◆ **TASK**: Copy out each line below in which the string "nową" appears.

|---|

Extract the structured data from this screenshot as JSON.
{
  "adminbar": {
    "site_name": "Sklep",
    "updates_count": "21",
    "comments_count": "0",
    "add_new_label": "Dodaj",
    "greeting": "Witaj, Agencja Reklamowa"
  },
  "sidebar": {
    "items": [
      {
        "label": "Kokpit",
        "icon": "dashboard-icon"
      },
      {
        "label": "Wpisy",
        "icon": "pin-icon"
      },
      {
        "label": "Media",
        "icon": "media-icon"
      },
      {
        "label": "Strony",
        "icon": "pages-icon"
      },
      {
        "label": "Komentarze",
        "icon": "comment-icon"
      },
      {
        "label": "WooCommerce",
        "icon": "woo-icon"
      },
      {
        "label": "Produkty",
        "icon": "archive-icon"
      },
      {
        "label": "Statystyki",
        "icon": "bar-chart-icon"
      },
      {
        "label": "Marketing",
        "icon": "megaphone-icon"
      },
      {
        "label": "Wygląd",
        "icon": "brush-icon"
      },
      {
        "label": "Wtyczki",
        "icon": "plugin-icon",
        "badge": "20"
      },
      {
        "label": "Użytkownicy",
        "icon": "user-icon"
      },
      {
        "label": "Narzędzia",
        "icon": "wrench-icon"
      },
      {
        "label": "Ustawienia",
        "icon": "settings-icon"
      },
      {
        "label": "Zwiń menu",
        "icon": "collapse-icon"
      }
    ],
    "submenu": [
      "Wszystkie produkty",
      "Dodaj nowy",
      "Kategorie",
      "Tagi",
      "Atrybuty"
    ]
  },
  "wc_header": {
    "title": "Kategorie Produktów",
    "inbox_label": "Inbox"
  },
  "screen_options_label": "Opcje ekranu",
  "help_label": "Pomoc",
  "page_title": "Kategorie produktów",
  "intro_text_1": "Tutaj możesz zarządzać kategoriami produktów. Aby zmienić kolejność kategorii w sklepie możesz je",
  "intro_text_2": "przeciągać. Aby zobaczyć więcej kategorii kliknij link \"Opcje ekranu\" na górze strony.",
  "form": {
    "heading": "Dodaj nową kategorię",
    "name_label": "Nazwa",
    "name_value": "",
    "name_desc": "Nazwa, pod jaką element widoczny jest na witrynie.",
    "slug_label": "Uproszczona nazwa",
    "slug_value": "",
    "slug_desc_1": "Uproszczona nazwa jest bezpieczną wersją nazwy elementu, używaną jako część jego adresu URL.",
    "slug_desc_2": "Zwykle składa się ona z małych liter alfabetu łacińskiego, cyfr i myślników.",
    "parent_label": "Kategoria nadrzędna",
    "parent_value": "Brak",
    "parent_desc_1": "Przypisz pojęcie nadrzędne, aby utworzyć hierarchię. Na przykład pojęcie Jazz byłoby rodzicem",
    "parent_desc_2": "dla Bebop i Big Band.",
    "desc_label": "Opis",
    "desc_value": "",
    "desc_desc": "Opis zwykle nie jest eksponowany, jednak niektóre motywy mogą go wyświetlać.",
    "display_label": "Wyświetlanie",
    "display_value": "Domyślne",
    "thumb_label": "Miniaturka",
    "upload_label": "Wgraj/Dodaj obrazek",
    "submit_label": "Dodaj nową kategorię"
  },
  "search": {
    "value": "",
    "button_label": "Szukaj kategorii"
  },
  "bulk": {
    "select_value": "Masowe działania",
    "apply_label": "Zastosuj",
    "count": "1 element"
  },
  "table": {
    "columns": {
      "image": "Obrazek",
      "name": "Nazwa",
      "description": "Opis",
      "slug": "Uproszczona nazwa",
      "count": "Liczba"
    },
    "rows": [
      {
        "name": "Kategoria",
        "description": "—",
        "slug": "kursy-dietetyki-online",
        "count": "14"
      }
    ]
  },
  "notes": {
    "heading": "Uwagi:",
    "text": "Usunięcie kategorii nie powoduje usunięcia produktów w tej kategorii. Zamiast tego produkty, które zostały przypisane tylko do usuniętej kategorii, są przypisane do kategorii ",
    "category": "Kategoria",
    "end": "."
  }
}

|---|

◆ **ANSWER TO THE PROBLEM**:
    "heading": "Dodaj nową kategorię",
    "submit_label": "Dodaj nową kategorię"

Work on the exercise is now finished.